• 1 International Medical University


Delay in childbearing, family history of type 2 diabetes mellitus and obesity in childbearing years increases a possibility of glucose intolerance or overt
diabetes in pregnancy which may remain unrecognised unless an oral glucose tolerance test is done.The International Association of Diabetes and Pregnancy Study Group (IADPSG, 2010) recommended the detection and diagnosis of hyperglycaemic disorders in pregnancy at two stages of pregnancy, the first stage looking for ‘overt diabetes’ in early pregnancy based on risk factors like age, past history of gestational diabetes and obesity and the second stage where ‘gestational diabetes’ at 24-28 weeks with 75 g oral glucose tolerance test. Although the one step approach with 75 g of glucose offers operational convenience

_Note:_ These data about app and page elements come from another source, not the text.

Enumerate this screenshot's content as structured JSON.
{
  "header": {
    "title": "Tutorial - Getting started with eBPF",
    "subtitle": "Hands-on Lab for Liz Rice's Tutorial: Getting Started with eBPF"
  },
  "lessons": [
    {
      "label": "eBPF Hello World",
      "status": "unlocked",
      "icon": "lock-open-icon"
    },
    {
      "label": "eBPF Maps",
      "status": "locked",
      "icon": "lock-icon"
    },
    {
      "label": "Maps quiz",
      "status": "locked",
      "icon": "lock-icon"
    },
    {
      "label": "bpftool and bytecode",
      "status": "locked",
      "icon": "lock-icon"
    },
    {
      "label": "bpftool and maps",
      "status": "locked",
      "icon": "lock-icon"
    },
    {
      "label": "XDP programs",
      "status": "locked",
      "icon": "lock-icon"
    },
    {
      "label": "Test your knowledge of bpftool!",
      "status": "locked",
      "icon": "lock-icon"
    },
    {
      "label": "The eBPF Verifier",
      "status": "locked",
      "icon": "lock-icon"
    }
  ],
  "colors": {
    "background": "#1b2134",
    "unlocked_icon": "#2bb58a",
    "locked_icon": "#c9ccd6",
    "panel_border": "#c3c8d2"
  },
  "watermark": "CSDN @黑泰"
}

in diagnosing gestational diabetes, there are concerns raised by the National Institute of Health in the recent consensus statement, supporting the two step approach(50-g, 1-hour loading test screening 100-g, 3-hour oral glucose tolerance test) as the recommended approach for detecting gestational diabetes. Medical nutrition therapy (MNT) with well-designed meal plan and appropriate exercise achieves normoglycemia without inducing ketonemia and weight loss in most pregnant women with glucose intolerance. Rapidly acting insulin analogues, such as insulin lispro and aspart are safe in pregnancy and improve postprandial glycemic control in women with pre-gestational diabetes. The long acting analogues (Insulin detemir and glargine) though proven to be safe in pregnancy, do not confer added advantage if normoglycemia is achieved with intermediate insulin (NPH). Current evidence indicates the safe use of glyburide and metformin in the management of Type 2 diabetes and gestational diabetes as other options. However, it is prudent to communicate to the women that there is no data available on the long-term health of the offspring and the safety of these oral hypoglycemic drugs are limited to the prenatal period.